What is an “intellectually safe space”? In “What Does Intellectual Safety Really Mean?” Katelyn Hallman (North Florida) notes:
An intellectually safe environment, as typically construed, is something like an environment “in which a person feels comfortable sharing ideas and opinions without fear of harsh judgment or repercussions.” This conception of intellectual..
A professor writes in:
We hear a lot of complaints about how the APA and about how journals are run from folks who don’t volunteer for the APA or serve (and have never served) in leadership positions at journals (e.g. as those responsible for finding referees and ensuring to the best of their limited abilities that referees are doing their jobs). Suggestions for..
Sven Bernecker, professor of philosophy at the University of California, Irvine, is one of the recipients of the latest round of Humboldt Professorships. The award, which includes 3.5 million euros, will bring him to the University of Cologne. Professor Bernecker works in epistemology, philosophy of mind, metaphysics, Kant, and German Idealism. According to the Alex..
Below are last week’s additions and updates to the Stanford Encyclopedia of Philosophy (SEP), the Internet Encyclopedia of Philosophy (IEP), Notre Dame Philosophical Reviews (NDPR), and Wi-Phi Wireless Philosophy, appearing here via special arrangement with Philosophical Percolations. They were first posted in PhilPercs’ “Saturday Linkorama” along with lots of other..
Following on the heels of last week’s discussion of non-philosophers teaching critical thinking, the Chronicle of Higher Education drew attention to a meta-analysis of studies about whether colleges succeed in teaching critical thinking at all.
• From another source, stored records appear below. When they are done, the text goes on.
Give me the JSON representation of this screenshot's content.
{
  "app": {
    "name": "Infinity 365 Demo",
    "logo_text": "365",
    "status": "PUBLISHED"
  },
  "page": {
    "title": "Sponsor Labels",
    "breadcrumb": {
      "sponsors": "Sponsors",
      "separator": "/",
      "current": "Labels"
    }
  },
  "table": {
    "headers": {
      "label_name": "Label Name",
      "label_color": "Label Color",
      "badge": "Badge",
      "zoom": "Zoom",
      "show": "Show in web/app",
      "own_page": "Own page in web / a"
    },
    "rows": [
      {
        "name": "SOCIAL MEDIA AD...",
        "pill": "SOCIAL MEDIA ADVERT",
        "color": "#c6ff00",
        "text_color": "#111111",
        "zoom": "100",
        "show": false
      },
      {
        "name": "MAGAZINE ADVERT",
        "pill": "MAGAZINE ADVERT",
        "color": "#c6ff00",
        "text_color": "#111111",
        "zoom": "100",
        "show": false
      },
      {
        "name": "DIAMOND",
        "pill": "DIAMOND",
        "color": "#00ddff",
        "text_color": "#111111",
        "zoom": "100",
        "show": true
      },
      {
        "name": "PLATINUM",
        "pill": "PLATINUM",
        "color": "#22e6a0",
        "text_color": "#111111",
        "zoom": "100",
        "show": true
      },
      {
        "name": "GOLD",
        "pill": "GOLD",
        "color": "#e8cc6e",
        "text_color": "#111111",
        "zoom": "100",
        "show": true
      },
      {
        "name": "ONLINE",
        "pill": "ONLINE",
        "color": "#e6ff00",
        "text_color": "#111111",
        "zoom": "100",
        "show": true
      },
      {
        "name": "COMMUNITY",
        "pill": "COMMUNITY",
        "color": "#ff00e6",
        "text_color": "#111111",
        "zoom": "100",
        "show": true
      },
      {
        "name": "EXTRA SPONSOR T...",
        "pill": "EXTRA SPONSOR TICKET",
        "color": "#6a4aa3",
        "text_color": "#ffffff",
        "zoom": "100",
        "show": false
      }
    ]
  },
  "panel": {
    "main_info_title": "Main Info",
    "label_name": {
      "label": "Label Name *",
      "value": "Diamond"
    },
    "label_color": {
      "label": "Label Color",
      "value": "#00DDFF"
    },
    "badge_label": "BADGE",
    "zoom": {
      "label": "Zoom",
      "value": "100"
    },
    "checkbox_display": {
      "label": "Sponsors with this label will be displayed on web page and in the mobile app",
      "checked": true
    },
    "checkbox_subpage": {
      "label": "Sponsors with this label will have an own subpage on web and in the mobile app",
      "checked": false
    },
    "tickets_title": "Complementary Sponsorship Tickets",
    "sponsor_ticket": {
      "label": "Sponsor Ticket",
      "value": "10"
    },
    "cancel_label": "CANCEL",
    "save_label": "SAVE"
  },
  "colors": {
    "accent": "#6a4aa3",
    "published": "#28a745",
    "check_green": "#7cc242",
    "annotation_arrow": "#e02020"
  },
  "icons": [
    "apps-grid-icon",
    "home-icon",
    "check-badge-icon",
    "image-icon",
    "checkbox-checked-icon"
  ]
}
As it turns out, they do:
Students’ critical-thinking skills do improve in college. The difference is comparable to a st..
You may have heard of, and if so probably by now forgotten about, “Six Degrees of Kevin Bacon.” A meme before the age of memes, it is older than some Daily Nous readers. Heck, Wikipedia describes it as a “parlour game.” No one has “parlours” anymore. Barely anyone has a “parlor,” even.
And yet, “Six Degrees of Francis Bacon” kind of works, doesn’t it?
The winner of the 2015 American Philosophical Association’s Book Prize is Manuel Vargas (University of San Francisco) for his Building Better Beings: A Theory of Moral Responsibility (Oxford University Press).
I am very excited to announce that Daily Nous will soon have its own comic strips!
The call for cartoonists generated so many good submissions that I couldn’t pick just one of them—instead, there will be four. Each of the four strips will appear one at a time, on Tuesdays or Thursdays, every other week. The artists (and their strips) are Rachel Katler (Ad Hoc),..
A revised version of the Guide for Applying to Jobs at Selective Liberal Arts Colleges has been published at Inside Higher Ed. Check it out. The original was created by a group of philosophers and first published here at Daily Nous over the summer.
Which philosophical ideas (or examples) would make for a good Halloween costume?
Yes, Brain in Vat. We all think we’ve thought of that one already. What else?
Eternal Recurrence? You went as that last year! And the year before.
I suppose you could go as anything. Just make a sign that says “p & ¬ p” and walk behind it.
How would you go about dressing up ..
An undergraduate who is interested in pursuing graduate studies in philosophy writes in seeking advice about making up for deficits in his logic background:
I’m a student at a small liberal arts college. I have a double major in Philosophy and Literature. My school’s Philosophy program is very good at what it does, but it is limited. Among other things, there are..
by Pete Mandik
Earlier in the week I put up a website that allows one to click through the tree-like structure of Wittgenstein’s Tractatus Logico-Philosophicus in the Heap of Links (in the right sidebar). I believe the visualization is by Pierre Bellon, a web engineer who has “old-school philosophy” as a hobby.
In response, David Stern (Iowa), sent in this helpful message: